Exercise:
Please give every record below again exactly, and keep the pictures out.

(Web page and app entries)
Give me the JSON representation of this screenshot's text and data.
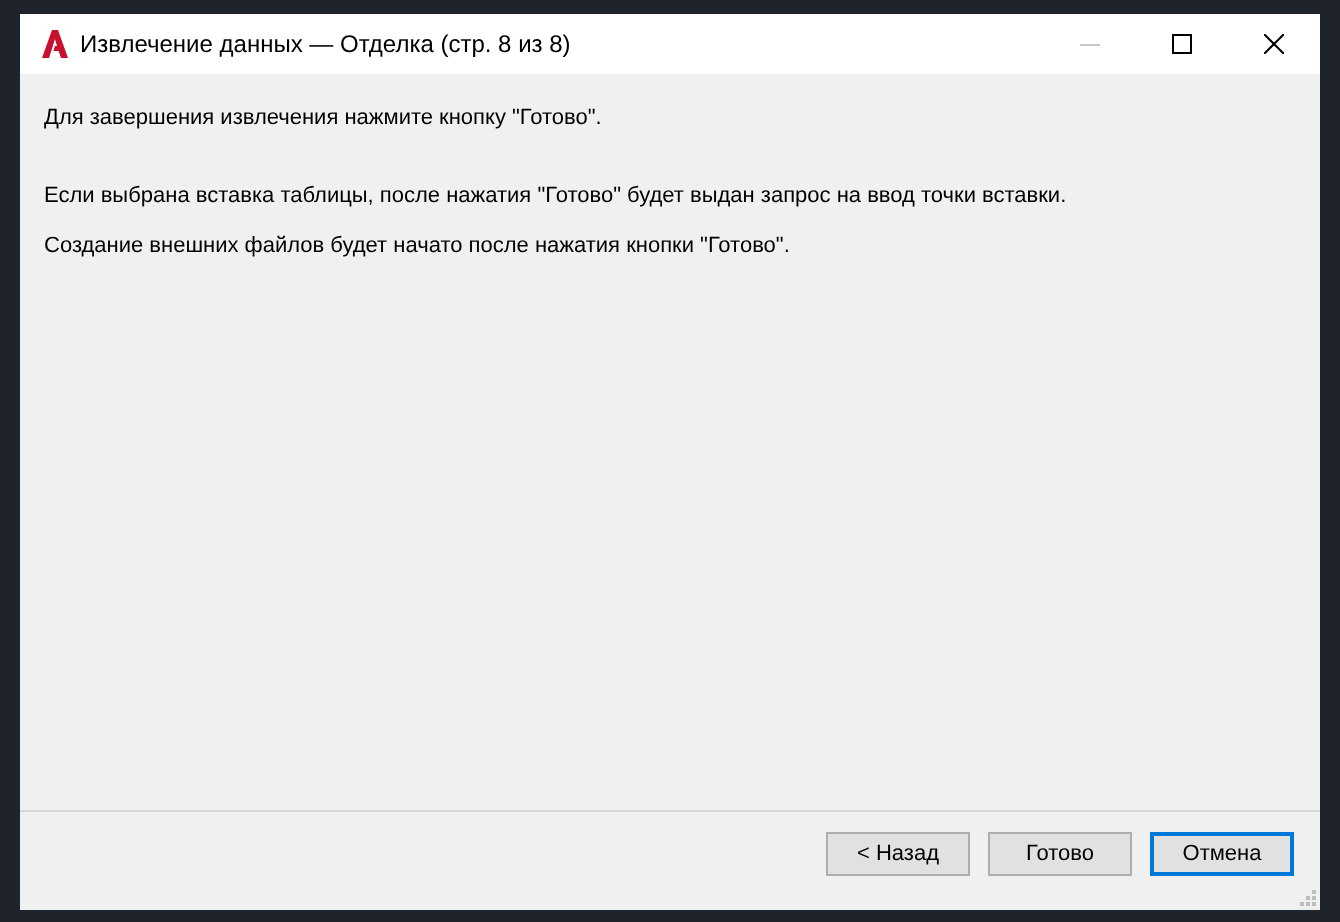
{
  "window": {
    "title": "Извлечение данных — Отделка (стр. 8 из 8)",
    "minimize_disabled": true
  },
  "messages": [
    "Для завершения извлечения нажмите кнопку \"Готово\".",
    "Если выбрана вставка таблицы, после нажатия \"Готово\" будет выдан запрос на ввод точки вставки.",
    "Создание внешних файлов будет начато после нажатия кнопки \"Готово\"."
  ],
  "buttons": [
    {
      "label": "< Назад",
      "focused": false
    },
    {
      "label": "Готово",
      "focused": false
    },
    {
      "label": "Отмена",
      "focused": true
    }
  ]
}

The completed task:
Give me the JSON representation of this screenshot's text and data.
{
  "window": {
    "title": "Извлечение данных — Отделка (стр. 8 из 8)",
    "minimize_disabled": true
  },
  "messages": [
    "Для завершения извлечения нажмите кнопку \"Готово\".",
    "Если выбрана вставка таблицы, после нажатия \"Готово\" будет выдан запрос на ввод точки вставки.",
    "Создание внешних файлов будет начато после нажатия кнопки \"Готово\"."
  ],
  "buttons": [
    {
      "label": "< Назад",
      "focused": false
    },
    {
      "label": "Готово",
      "focused": false
    },
    {
      "label": "Отмена",
      "focused": true
    }
  ]
}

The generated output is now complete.